Ben Langley, Vice President of Training and Product Development at Driving Dynamics, said fleet managers should start the decision-making process for choosing ADAS systems by first assessing their own drivers.
“We recommend that managers start by looking at their own drivers. Who are they? Do they adapt well to technology? And where do they drive?” said Langley in a recent interview. “Understanding the strengths and weaknesses of your drivers is crucial when considering advanced driver assistance systems for your fleet.”
The Evolution of Fleet ADAS Features For Fleets
Companies with large fleets should invest in training that prepares drivers with the best practices to manage unexpected situations that can lead to crashes and collisions. Part of that training also can include the use of ADAS features for fleets.

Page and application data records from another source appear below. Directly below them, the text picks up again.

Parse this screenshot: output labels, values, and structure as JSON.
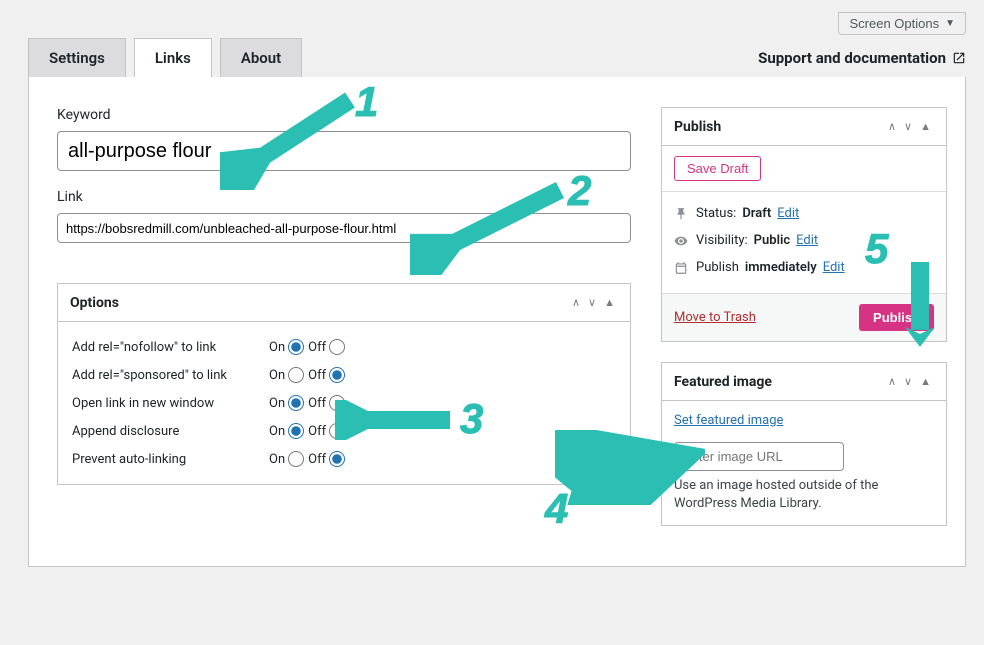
{
  "screen_options_label": "Screen Options",
  "tabs": {
    "settings": "Settings",
    "links": "Links",
    "about": "About"
  },
  "support_link": "Support and documentation",
  "fields": {
    "keyword_label": "Keyword",
    "keyword_value": "all-purpose flour",
    "link_label": "Link",
    "link_value": "https://bobsredmill.com/unbleached-all-purpose-flour.html"
  },
  "options_box": {
    "title": "Options",
    "on_label": "On",
    "off_label": "Off",
    "rows": [
      {
        "label": "Add rel=\"nofollow\" to link",
        "value": "on"
      },
      {
        "label": "Add rel=\"sponsored\" to link",
        "value": "off"
      },
      {
        "label": "Open link in new window",
        "value": "on"
      },
      {
        "label": "Append disclosure",
        "value": "on"
      },
      {
        "label": "Prevent auto-linking",
        "value": "off"
      }
    ]
  },
  "publish_box": {
    "title": "Publish",
    "save_draft": "Save Draft",
    "status_label": "Status:",
    "status_value": "Draft",
    "visibility_label": "Visibility:",
    "visibility_value": "Public",
    "schedule_label": "Publish",
    "schedule_value": "immediately",
    "edit_label": "Edit",
    "trash_link": "Move to Trash",
    "publish_btn": "Publish"
  },
  "featured_box": {
    "title": "Featured image",
    "set_link": "Set featured image",
    "url_placeholder": "Enter image URL",
    "description": "Use an image hosted outside of the WordPress Media Library."
  },
  "annotations": {
    "a1": "1",
    "a2": "2",
    "a3": "3",
    "a4": "4",
    "a5": "5"
  }
}
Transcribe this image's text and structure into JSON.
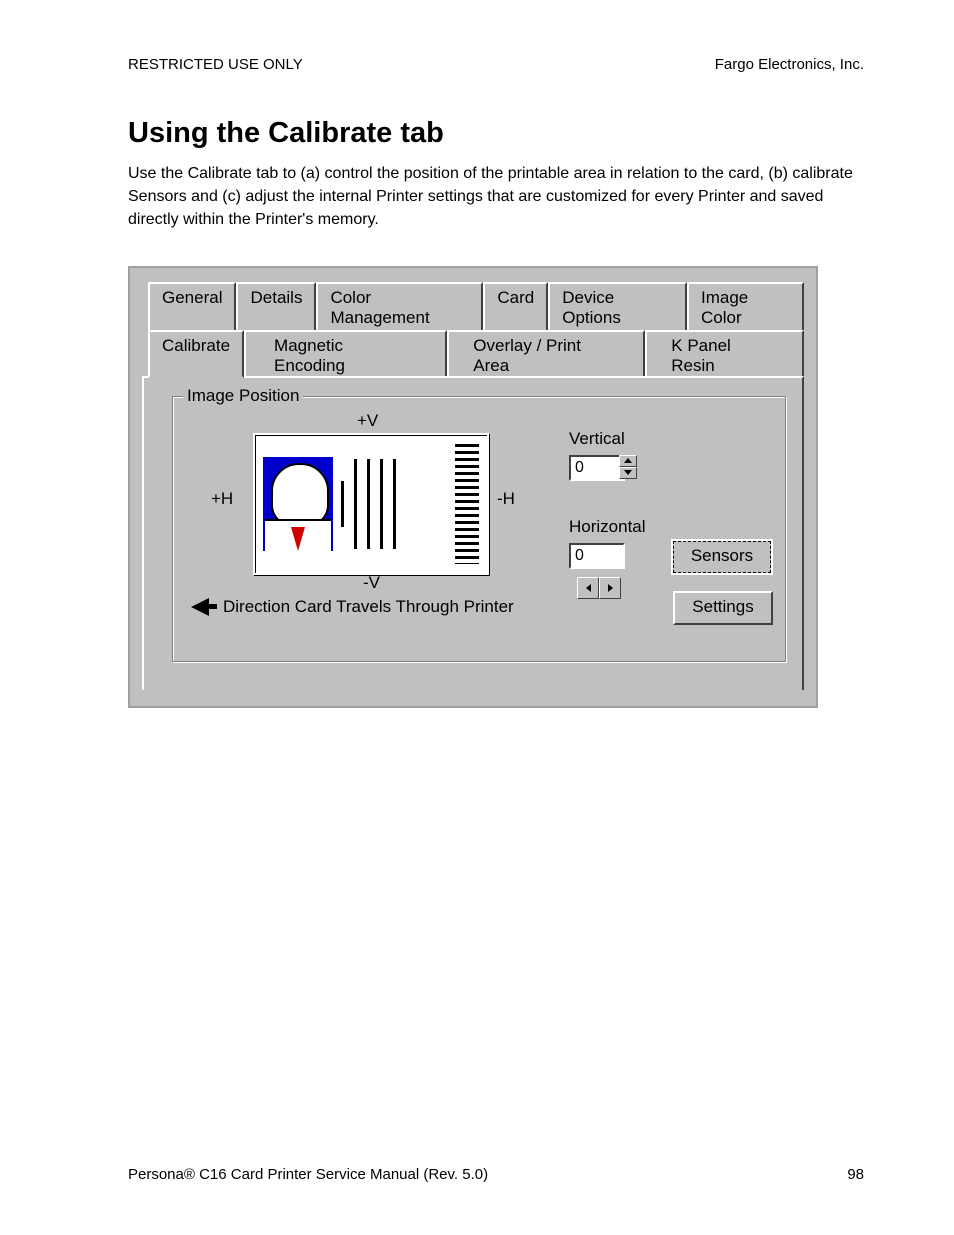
{
  "header": {
    "left": "RESTRICTED USE ONLY",
    "right": "Fargo Electronics, Inc."
  },
  "section": {
    "title": "Using the Calibrate tab",
    "body": "Use the Calibrate tab to (a) control the position of the printable area in relation to the card, (b) calibrate Sensors and (c) adjust the internal Printer settings that are customized for every Printer and saved directly within the Printer's memory."
  },
  "dialog": {
    "tabs_row1": [
      "General",
      "Details",
      "Color Management",
      "Card",
      "Device Options",
      "Image Color"
    ],
    "tabs_row2": [
      "Calibrate",
      "Magnetic Encoding",
      "Overlay / Print Area",
      "K Panel Resin"
    ],
    "active_tab": "Calibrate",
    "group": {
      "legend": "Image Position",
      "axis": {
        "plusV": "+V",
        "minusV": "-V",
        "plusH": "+H",
        "minusH": "-H"
      },
      "direction": "Direction Card Travels Through Printer",
      "vertical_label": "Vertical",
      "vertical_value": "0",
      "horizontal_label": "Horizontal",
      "horizontal_value": "0",
      "sensors_btn": "Sensors",
      "settings_btn": "Settings"
    }
  },
  "footer": {
    "left": "Persona® C16 Card Printer Service Manual (Rev. 5.0)",
    "right": "98"
  }
}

About a third of all cars sold in the United States, as well as in most of Europe, China and Japan, have ADAS features. Engineers create these systems to interact with the driver, helping them improve how they react to dangers while driving.
Some of the most popular ADAS features include:
- Adaptive Cruise Control
- Anti-lock Brakes
- Forward Collision Warning
- High Beam Safety System
- Lane Departure Warning
- Traffic Signals Recognition
- Traction control
Not every vehicle offers every feature. And the list is growing, as well. As AI evolves, experts predict that ADAS systems will connect wirelessly with other vehicles and infrastructure, providing a safer and more automated driving experience, according to Car and Driver.
Understanding Fleet Challenges
In addition to evaluating the performance of drivers and where they drive, fleet managers also should look at historical crash data and identify areas where the company has challenges. Crash data offers insights into the root causes of crashes and areas where driver training should focus.
Some of the leading causes of crashes include:
- Distracted driving. Distractions can include texting, talking on the phone, listening to loud music, trying to eat or drink while driving, taking your eyes off the road to look at something and daydreaming behind the wheel.
- Fatigue and drowsiness. Researchers now report that based on crash statistics, this is as dangerous as driving drunk.
- Speeding. Driving too fast includes not only exceeding the speed limit, but also driving too fast for the conditions (such as icy roads or rain).
Langley said fleet managers should focus training on the areas where their drivers have had difficulties in the past.
“We believe that the ultimate goal of every manager is to have their drivers complete their daily tasks, whether that’s selling a product, delivering a product or providing a service to a client, all of it should be done with excellence, and that includes the driving portion of the job task as well,” said Langley.
He also said drivers also must start any training with ADAS features with a firm understanding of their role in safety and fleet risk management.
“Getting the drivers home at the end of the day must be at the forefront of your thoughts, actions and decisions,” he said. “And the same holds true for the driver. They must accept the responsibility to complete their job tasks with excellence, including that driver task, as well.”